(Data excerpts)
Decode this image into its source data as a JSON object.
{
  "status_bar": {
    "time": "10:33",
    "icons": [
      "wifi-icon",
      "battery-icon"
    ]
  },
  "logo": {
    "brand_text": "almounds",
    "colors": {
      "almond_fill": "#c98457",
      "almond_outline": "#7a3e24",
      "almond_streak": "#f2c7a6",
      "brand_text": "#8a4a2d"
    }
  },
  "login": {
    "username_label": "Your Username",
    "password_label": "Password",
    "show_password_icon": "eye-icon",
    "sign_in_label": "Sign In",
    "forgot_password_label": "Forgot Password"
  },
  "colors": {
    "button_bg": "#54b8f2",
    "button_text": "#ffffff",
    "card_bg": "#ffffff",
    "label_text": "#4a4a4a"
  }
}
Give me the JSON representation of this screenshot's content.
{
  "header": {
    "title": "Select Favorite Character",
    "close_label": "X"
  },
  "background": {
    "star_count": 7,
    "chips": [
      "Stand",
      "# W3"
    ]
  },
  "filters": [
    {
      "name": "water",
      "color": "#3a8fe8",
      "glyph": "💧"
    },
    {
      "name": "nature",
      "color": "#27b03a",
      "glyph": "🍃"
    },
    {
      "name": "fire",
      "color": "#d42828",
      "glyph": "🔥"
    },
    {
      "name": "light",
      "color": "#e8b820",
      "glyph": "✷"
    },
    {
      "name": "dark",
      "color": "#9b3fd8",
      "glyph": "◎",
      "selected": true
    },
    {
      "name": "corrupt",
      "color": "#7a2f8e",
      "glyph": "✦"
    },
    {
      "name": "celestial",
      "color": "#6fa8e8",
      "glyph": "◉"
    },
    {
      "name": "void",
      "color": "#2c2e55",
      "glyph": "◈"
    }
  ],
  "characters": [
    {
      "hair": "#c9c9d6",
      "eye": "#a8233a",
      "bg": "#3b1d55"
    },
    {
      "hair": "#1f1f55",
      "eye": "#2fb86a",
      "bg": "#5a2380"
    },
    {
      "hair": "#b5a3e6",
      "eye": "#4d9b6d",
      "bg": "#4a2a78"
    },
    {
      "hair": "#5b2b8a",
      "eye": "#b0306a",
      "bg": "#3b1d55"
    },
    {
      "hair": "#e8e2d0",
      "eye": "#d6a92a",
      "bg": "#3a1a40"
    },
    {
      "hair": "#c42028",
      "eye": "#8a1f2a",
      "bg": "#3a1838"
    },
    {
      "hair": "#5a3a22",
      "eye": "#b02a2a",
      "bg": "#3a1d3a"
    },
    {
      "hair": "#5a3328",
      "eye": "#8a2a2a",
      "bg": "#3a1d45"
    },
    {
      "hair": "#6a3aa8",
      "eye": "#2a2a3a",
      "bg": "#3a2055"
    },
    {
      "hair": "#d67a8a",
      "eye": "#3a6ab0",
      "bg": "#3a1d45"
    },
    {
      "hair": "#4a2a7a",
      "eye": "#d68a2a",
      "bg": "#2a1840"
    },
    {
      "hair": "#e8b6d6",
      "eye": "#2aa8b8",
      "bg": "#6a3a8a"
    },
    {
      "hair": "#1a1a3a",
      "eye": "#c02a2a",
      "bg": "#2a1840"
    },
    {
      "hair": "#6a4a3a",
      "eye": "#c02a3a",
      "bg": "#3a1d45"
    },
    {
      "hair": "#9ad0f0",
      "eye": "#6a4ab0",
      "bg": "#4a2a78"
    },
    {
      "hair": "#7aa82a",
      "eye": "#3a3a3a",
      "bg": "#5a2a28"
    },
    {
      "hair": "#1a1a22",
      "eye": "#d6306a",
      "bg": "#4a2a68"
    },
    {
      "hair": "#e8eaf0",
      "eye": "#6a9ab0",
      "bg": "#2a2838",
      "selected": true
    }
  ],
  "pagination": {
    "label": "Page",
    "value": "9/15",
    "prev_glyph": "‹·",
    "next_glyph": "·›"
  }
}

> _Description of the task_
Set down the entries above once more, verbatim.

> _Response box_
Decode this image into its source data as a JSON object.
{
  "status_bar": {
    "time": "10:33",
    "icons": [
      "wifi-icon",
      "battery-icon"
    ]
  },
  "logo": {
    "brand_text": "almounds",
    "colors": {
      "almond_fill": "#c98457",
      "almond_outline": "#7a3e24",
      "almond_streak": "#f2c7a6",
      "brand_text": "#8a4a2d"
    }
  },
  "login": {
    "username_label": "Your Username",
    "password_label": "Password",
    "show_password_icon": "eye-icon",
    "sign_in_label": "Sign In",
    "forgot_password_label": "Forgot Password"
  },
  "colors": {
    "button_bg": "#54b8f2",
    "button_text": "#ffffff",
    "card_bg": "#ffffff",
    "label_text": "#4a4a4a"
  }
}
Give me the JSON representation of this screenshot's content.
{
  "header": {
    "title": "Select Favorite Character",
    "close_label": "X"
  },
  "background": {
    "star_count": 7,
    "chips": [
      "Stand",
      "# W3"
    ]
  },
  "filters": [
    {
      "name": "water",
      "color": "#3a8fe8",
      "glyph": "💧"
    },
    {
      "name": "nature",
      "color": "#27b03a",
      "glyph": "🍃"
    },
    {
      "name": "fire",
      "color": "#d42828",
      "glyph": "🔥"
    },
    {
      "name": "light",
      "color": "#e8b820",
      "glyph": "✷"
    },
    {
      "name": "dark",
      "color": "#9b3fd8",
      "glyph": "◎",
      "selected": true
    },
    {
      "name": "corrupt",
      "color": "#7a2f8e",
      "glyph": "✦"
    },
    {
      "name": "celestial",
      "color": "#6fa8e8",
      "glyph": "◉"
    },
    {
      "name": "void",
      "color": "#2c2e55",
      "glyph": "◈"
    }
  ],
  "characters": [
    {
      "hair": "#c9c9d6",
      "eye": "#a8233a",
      "bg": "#3b1d55"
    },
    {
      "hair": "#1f1f55",
      "eye": "#2fb86a",
      "bg": "#5a2380"
    },
    {
      "hair": "#b5a3e6",
      "eye": "#4d9b6d",
      "bg": "#4a2a78"
    },
    {
      "hair": "#5b2b8a",
      "eye": "#b0306a",
      "bg": "#3b1d55"
    },
    {
      "hair": "#e8e2d0",
      "eye": "#d6a92a",
      "bg": "#3a1a40"
    },
    {
      "hair": "#c42028",
      "eye": "#8a1f2a",
      "bg": "#3a1838"
    },
    {
      "hair": "#5a3a22",
      "eye": "#b02a2a",
      "bg": "#3a1d3a"
    },
    {
      "hair": "#5a3328",
      "eye": "#8a2a2a",
      "bg": "#3a1d45"
    },
    {
      "hair": "#6a3aa8",
      "eye": "#2a2a3a",
      "bg": "#3a2055"
    },
    {
      "hair": "#d67a8a",
      "eye": "#3a6ab0",
      "bg": "#3a1d45"
    },
    {
      "hair": "#4a2a7a",
      "eye": "#d68a2a",
      "bg": "#2a1840"
    },
    {
      "hair": "#e8b6d6",
      "eye": "#2aa8b8",
      "bg": "#6a3a8a"
    },
    {
      "hair": "#1a1a3a",
      "eye": "#c02a2a",
      "bg": "#2a1840"
    },
    {
      "hair": "#6a4a3a",
      "eye": "#c02a3a",
      "bg": "#3a1d45"
    },
    {
      "hair": "#9ad0f0",
      "eye": "#6a4ab0",
      "bg": "#4a2a78"
    },
    {
      "hair": "#7aa82a",
      "eye": "#3a3a3a",
      "bg": "#5a2a28"
    },
    {
      "hair": "#1a1a22",
      "eye": "#d6306a",
      "bg": "#4a2a68"
    },
    {
      "hair": "#e8eaf0",
      "eye": "#6a9ab0",
      "bg": "#2a2838",
      "selected": true
    }
  ],
  "pagination": {
    "label": "Page",
    "value": "9/15",
    "prev_glyph": "‹·",
    "next_glyph": "·›"
  }
}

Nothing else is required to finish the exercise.